A year later, Maggie had a change of heart and took back her recantation. She said that she had been pressured by the Catholic Church and by powerful people who had used her need for money. In 1890, Leah died and is buried in the Underhill mausoleum in Green-Wood cemetary. Kate died in 1892, alcoholic and forgotten. Maggie followed her sister the next year in 1893. Both sisters are buried together in Cypress Hills cemetary in New York. By the time of their death, interest in spiritualism in the United States had waned, although interest remained strong in Britain. It would be revived in the 20th during World War I, helped by the support of Arthur Conan Doyle, a fervent spiritualist.
In 1916, the house the Foxes lived in was moved from Hydesville to Lily Dale, a town near Buffalo that is devoted to spiritualism. The house was inhabited by a medium until it burned down in the 1950's. A decade later, a replica was built in Hydesville but it too burned down. However, there is a memorial garden in Lily Dale dedicated to the two sisters. Of Kate's two sons, Henry died in his teens, and Ferdie died in his thirties after suffering from the same alcoholism that plagued his mother and aunt.
Now over 150 years after the initial rappings in Hydesville, interest in talking to the dead has premeated American society, from mediums like John Edwards to TV shows like The Ghost Whisperer and Medium, and the plethora of paranormal fiction that flies off the bookshelves. Belief in Angels, spirits is at an all time high. Still the questions remain, were the sisters just good fakers, or at some point did they come to believe in what they were doing? Some psychologists believe that the onset of adolescence may have brought on a manifestation of pyschic powers. Whether or not they were real or not, the sisters managed to live adventurous lives that were far beyond the norm that was allowed to women in America in the 19th century. They made their own money, living seperately from family members and traveled widely. They were known not only across the country but also in Europe. Spiritualism gave them the means and the ability to live independent lives, to become famous, hobnobbing with celebrities. It took a heavy toll on both Maggie and Kate who were forced onto a treadmill of appearances and seances in order to survive.

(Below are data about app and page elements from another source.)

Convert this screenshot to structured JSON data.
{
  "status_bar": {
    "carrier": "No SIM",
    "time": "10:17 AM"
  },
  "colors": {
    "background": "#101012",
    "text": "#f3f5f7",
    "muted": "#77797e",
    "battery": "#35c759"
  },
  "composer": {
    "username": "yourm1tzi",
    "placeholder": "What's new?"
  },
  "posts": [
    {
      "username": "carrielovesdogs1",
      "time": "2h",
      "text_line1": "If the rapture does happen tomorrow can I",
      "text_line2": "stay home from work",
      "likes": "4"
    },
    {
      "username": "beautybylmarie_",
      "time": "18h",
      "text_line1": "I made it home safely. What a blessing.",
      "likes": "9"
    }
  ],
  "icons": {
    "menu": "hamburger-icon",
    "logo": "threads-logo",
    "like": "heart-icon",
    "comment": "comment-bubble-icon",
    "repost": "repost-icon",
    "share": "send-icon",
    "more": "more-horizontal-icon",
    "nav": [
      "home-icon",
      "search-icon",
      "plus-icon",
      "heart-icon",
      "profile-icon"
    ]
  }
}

Neither made a great deal of money from being a medium, but it was one of the few professions that was open to women besides teaching and prostitution.
Talking to the Dead: Kate and Maggie Fox and the Rise of Spiritualism - Barbara Weisberg, Harper San Francisco, 2004
The Haunting of America: From the Salem Witch Trials to Harry Houdini - William J. Birnes and Joel Martin, Forge Books, 2009